A Monster in My Culvert from Issue 62
The summer, the corrugated tube
of culver under my driveway
has propagated a monster,
a gelatinous cylinder
of murky uncertain mucus
encased in leather tough as
Connecticut Valley cigars
I’ve never seen the creature
Because I’m afraid to look
in the tube. But shallow rounded tracks
splay in every direction,
looping along the sandy roadside
toward expensive modern houses
built for executive tastes.
Embarrassed by this presence,
I’d like to exterminate it,
but if I blast it with buckshot,
flush out the mess with a hose
and wash it down the drainage ditch,
I’m afraid its spirit will linger
and drive the neighborhood mad.
I should lure it into a sack
and drive it elsewhere and pack it
into another culvert
the same diameter and length.
But the sight of it would sicken me,
its wormy insistence worse
Than the yawn of an open sewer.
Often I lie awake and hope
it has rotted in the culvert
but every night it wriggles
toward some woman’s bed to plant

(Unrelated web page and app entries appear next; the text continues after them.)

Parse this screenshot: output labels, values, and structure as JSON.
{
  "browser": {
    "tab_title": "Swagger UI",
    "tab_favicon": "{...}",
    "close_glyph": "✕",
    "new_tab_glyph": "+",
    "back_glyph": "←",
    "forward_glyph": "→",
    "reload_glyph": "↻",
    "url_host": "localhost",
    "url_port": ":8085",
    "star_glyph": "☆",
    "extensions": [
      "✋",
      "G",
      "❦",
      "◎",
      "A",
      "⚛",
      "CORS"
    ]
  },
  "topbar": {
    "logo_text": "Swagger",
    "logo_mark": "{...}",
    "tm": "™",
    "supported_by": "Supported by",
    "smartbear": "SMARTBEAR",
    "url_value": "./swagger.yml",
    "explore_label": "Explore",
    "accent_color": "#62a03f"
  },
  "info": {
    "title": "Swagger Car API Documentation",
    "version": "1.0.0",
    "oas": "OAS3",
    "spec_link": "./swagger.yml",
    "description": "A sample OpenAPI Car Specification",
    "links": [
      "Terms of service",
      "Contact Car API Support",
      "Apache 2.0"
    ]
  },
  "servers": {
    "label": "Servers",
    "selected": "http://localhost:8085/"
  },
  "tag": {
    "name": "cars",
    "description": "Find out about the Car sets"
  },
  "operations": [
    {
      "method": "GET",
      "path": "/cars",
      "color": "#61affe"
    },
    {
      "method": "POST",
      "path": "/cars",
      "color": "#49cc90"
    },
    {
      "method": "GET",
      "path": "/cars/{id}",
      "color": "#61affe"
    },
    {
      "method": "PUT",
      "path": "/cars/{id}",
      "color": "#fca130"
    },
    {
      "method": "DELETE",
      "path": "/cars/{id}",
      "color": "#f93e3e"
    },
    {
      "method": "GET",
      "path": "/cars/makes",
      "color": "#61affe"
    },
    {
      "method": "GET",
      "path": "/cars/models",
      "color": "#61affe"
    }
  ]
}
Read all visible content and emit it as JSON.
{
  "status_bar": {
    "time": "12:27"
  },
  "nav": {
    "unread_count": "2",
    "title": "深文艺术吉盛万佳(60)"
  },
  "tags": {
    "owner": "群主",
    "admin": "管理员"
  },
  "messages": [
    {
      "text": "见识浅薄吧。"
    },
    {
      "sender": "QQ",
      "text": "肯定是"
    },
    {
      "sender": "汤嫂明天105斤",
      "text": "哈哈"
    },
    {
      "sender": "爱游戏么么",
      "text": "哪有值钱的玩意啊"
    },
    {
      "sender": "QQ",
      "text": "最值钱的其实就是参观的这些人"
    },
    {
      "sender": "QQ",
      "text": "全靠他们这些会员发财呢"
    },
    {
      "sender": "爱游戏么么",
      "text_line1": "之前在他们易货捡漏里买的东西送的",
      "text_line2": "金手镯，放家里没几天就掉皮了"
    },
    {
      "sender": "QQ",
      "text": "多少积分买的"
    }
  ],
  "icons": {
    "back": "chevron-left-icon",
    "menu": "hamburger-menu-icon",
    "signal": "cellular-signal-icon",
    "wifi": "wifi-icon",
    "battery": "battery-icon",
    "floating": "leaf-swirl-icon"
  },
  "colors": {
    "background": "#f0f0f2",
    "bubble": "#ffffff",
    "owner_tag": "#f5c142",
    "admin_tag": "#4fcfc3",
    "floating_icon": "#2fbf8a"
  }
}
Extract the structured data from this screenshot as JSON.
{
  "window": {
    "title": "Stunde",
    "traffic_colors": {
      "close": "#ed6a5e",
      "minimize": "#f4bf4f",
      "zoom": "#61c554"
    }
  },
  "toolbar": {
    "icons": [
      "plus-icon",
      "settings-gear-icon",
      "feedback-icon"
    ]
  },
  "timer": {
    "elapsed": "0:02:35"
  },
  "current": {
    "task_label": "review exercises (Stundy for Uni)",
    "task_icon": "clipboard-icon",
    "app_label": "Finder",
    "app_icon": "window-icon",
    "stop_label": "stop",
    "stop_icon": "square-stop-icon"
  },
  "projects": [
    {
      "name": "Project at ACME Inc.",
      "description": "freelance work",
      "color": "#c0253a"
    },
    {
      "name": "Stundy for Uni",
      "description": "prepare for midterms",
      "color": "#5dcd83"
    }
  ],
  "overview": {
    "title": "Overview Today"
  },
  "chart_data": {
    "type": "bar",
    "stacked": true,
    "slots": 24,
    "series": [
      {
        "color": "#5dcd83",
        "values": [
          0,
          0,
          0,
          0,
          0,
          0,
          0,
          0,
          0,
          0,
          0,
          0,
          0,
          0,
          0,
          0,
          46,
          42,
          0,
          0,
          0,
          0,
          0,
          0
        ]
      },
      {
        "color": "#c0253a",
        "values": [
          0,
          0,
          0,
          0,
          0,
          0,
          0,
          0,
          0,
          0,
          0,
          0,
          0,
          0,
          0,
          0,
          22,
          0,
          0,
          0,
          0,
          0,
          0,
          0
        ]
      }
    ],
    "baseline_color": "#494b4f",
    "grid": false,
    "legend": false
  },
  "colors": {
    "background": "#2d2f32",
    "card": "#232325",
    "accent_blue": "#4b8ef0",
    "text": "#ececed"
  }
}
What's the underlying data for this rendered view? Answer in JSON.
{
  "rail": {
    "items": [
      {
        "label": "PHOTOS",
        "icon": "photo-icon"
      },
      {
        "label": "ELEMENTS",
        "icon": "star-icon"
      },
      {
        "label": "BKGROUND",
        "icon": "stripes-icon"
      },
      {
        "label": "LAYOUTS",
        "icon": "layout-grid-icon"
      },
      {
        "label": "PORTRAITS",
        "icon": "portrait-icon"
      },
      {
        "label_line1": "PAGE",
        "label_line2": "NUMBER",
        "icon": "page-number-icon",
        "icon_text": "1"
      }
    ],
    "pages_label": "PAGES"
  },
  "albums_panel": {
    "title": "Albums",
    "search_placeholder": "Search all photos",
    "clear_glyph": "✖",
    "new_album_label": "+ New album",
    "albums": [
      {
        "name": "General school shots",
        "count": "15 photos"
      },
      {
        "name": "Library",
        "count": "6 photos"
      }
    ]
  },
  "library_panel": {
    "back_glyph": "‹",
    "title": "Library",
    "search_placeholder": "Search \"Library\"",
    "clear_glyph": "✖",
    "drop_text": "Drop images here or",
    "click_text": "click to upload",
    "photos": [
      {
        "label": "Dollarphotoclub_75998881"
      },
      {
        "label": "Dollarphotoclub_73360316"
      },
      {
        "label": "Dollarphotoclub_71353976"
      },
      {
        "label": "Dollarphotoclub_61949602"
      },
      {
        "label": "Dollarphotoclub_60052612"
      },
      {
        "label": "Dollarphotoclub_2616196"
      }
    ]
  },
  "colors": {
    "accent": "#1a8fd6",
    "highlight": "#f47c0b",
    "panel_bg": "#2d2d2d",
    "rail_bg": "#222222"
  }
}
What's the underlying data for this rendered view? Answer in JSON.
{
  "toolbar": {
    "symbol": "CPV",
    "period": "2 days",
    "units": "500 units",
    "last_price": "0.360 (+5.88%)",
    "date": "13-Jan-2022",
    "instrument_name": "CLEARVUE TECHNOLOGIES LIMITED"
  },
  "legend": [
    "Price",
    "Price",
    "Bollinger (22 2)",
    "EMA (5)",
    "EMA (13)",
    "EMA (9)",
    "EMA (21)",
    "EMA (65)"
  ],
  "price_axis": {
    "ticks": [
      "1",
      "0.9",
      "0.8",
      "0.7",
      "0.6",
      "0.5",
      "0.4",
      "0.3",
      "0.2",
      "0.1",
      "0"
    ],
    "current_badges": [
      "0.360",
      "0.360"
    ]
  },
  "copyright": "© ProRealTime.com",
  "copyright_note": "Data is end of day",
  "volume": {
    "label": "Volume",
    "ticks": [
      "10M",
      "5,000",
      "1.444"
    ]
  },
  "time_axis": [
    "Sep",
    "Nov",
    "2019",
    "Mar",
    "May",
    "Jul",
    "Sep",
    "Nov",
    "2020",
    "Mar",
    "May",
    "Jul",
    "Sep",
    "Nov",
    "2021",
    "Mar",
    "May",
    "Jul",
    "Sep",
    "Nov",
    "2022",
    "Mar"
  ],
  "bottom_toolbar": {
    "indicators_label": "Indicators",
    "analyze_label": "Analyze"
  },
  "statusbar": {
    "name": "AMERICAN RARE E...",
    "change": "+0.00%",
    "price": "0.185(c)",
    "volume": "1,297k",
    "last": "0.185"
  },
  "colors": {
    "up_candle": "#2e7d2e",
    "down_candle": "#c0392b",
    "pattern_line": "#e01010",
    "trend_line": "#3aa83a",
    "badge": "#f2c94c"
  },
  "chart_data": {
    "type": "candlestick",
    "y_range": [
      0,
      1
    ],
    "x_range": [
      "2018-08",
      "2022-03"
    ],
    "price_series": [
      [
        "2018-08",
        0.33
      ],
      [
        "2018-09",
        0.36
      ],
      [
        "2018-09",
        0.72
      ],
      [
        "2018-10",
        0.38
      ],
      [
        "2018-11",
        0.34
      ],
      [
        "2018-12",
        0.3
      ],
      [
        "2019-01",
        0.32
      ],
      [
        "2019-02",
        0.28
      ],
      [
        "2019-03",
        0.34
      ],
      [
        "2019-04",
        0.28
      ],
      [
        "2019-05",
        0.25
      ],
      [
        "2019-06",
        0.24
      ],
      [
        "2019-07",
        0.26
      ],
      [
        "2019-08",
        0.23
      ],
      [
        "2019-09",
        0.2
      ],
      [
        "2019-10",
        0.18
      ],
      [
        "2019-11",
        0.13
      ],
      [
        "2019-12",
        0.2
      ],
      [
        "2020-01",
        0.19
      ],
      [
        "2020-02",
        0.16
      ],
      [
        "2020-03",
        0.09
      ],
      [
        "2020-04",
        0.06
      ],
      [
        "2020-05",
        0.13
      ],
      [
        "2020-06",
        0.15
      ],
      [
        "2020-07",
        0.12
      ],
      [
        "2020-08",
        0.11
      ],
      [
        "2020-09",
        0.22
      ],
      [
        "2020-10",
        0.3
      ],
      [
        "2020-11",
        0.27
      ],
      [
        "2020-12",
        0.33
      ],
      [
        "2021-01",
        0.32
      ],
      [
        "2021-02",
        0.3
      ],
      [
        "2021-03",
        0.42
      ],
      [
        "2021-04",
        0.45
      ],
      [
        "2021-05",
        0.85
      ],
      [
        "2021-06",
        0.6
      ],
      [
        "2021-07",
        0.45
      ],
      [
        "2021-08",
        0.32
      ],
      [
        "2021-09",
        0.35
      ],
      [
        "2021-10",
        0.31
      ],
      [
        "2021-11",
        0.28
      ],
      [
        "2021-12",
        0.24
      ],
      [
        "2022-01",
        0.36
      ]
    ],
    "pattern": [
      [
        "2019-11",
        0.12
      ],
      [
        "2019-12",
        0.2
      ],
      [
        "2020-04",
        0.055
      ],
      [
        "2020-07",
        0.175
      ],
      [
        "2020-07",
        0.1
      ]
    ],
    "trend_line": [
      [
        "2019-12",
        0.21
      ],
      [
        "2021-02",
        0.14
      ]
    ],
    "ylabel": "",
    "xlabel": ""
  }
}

a thought to flourish in daylight,
leaving a little round slime-trail
penciled directly to me.